I confess to feeling more than a little nervous about reviewing an institution as venerable as Cats. So many people have passionately held views on how it was, is and should, be done. Thinking about the changes, it is worth recalling that TS Eliot’s Old Possum’s Book of Practical Cats, on which it is based, was itself a departure from the poet’s usual rather more obscure and less conventionally structured poems. He wrote the poems for his godchildren, and his own nickname was Old Possum. It is amusing that it is this small and whimsical work that is the one that made a small fortune for Faber, and has gone on to do the same again for so many in the West End, as it will doubtless do more in the future. For those of us on the other side of the Cats wall, those of us not making the money but wondering whether to spend it to go and see, my advice would be, do, if simply for the sheer wonder and joy the show still has the power to invoke, after all this time, and in this new incarnation. We can only pray to our own deuteronomic powers, should we be able to magic them into life, that once this short run is over, the show comes back to the West End again soon, from its own Jellicle heaven.

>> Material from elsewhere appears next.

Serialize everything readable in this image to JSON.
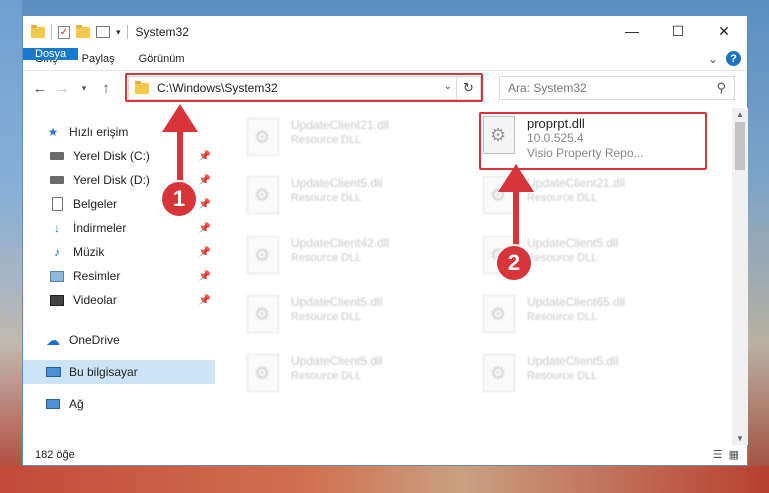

Review by Ruth Gledhill
CATS: On just one special night of the year, all Jellicle cats meet at the Jellicle Ball where Old Deuteronomy, their wise and benevolent leader, makes the Jellicle choice and announces which of them will go up to The Heaviside Layer and be reborn into a whole new Jellicle life.
Cats West End cast comprises Cameron Ball (Macavity/Admetus), Kathryn Barnes (Tantomile), Cassie Clare (Cassandra), Ross Finnie (Skimbleshanks), Charlene Ford (Bombalurina), Stevie Hutchinson (Pouncival), Adam Lake (Alonzo), Paul F Monaghan (Bustopher Jones/Asparagus/Growl Tiger), Joel Morris (Carbucketty), Natasha Mould (Jemima), Benjamin Mundy (Coricopat), Antoine Murray-Straughan (Rum Tum Tugger), Joseph Poulton (Quaxo/Mistoffelees), Nicholas Pound (Old Deuteronomy), Sophia Ragavelas (alternate Grizabella), Clare Rickard (Jellylorum/ Griddlebone), Adam Salter (Bill Bailey), Laurie Scarth (Jennyanydots), Nicole Scherzinger (Grizabella), Hannah Kenna Thomas (Victoria/White Cat), Callum Train (Munkustrap), Zizi Strallen (Demeter), Dawn Williams (Rumpleteazer) and Benjamin Yates (Mungojerrie) who are joined by swings Ryan Gover, Barry Haywood, Alice Jane, Grace McKee, Dane Quixall and Libby Watts.
Cats was originally produced by Cameron Mackintosh and The Really Useful Group Limited.
CATS returns to the London Palladium
Running Time: 2 hours and 16 minutes
Age Restrictions: Suitable for ages 5 years+
From: 23rd October 2015
Booking Until: 2nd January 2016